:: MATERIALS PROVIDED

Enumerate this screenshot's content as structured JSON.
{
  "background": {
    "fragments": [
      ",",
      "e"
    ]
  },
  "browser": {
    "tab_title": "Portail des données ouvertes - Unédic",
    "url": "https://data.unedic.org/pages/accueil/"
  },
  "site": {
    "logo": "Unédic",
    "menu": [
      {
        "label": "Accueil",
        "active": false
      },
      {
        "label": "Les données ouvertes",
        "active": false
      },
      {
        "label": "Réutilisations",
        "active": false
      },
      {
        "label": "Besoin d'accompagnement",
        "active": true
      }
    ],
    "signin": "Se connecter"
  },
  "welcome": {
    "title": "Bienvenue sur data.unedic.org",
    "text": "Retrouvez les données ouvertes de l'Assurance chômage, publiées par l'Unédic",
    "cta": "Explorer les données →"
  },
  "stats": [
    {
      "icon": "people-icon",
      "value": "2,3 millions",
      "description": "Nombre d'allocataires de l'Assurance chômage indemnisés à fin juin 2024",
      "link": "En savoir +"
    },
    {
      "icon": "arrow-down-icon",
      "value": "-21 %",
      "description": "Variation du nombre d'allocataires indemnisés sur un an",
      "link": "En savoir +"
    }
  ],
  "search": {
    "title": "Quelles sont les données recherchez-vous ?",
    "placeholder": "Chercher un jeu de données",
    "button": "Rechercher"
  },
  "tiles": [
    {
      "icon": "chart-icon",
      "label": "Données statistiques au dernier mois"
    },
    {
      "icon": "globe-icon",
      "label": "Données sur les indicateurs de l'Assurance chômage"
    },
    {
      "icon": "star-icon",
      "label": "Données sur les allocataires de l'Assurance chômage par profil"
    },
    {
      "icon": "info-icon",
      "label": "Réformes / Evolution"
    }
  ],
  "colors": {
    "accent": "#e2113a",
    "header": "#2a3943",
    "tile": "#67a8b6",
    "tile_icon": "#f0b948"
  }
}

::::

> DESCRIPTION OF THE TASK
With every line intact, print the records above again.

> REPLY TO THE EXERCISE
Enumerate this screenshot's content as structured JSON.
{
  "background": {
    "fragments": [
      ",",
      "e"
    ]
  },
  "browser": {
    "tab_title": "Portail des données ouvertes - Unédic",
    "url": "https://data.unedic.org/pages/accueil/"
  },
  "site": {
    "logo": "Unédic",
    "menu": [
      {
        "label": "Accueil",
        "active": false
      },
      {
        "label": "Les données ouvertes",
        "active": false
      },
      {
        "label": "Réutilisations",
        "active": false
      },
      {
        "label": "Besoin d'accompagnement",
        "active": true
      }
    ],
    "signin": "Se connecter"
  },
  "welcome": {
    "title": "Bienvenue sur data.unedic.org",
    "text": "Retrouvez les données ouvertes de l'Assurance chômage, publiées par l'Unédic",
    "cta": "Explorer les données →"
  },
  "stats": [
    {
      "icon": "people-icon",
      "value": "2,3 millions",
      "description": "Nombre d'allocataires de l'Assurance chômage indemnisés à fin juin 2024",
      "link": "En savoir +"
    },
    {
      "icon": "arrow-down-icon",
      "value": "-21 %",
      "description": "Variation du nombre d'allocataires indemnisés sur un an",
      "link": "En savoir +"
    }
  ],
  "search": {
    "title": "Quelles sont les données recherchez-vous ?",
    "placeholder": "Chercher un jeu de données",
    "button": "Rechercher"
  },
  "tiles": [
    {
      "icon": "chart-icon",
      "label": "Données statistiques au dernier mois"
    },
    {
      "icon": "globe-icon",
      "label": "Données sur les indicateurs de l'Assurance chômage"
    },
    {
      "icon": "star-icon",
      "label": "Données sur les allocataires de l'Assurance chômage par profil"
    },
    {
      "icon": "info-icon",
      "label": "Réformes / Evolution"
    }
  ],
  "colors": {
    "accent": "#e2113a",
    "header": "#2a3943",
    "tile": "#67a8b6",
    "tile_icon": "#f0b948"
  }
}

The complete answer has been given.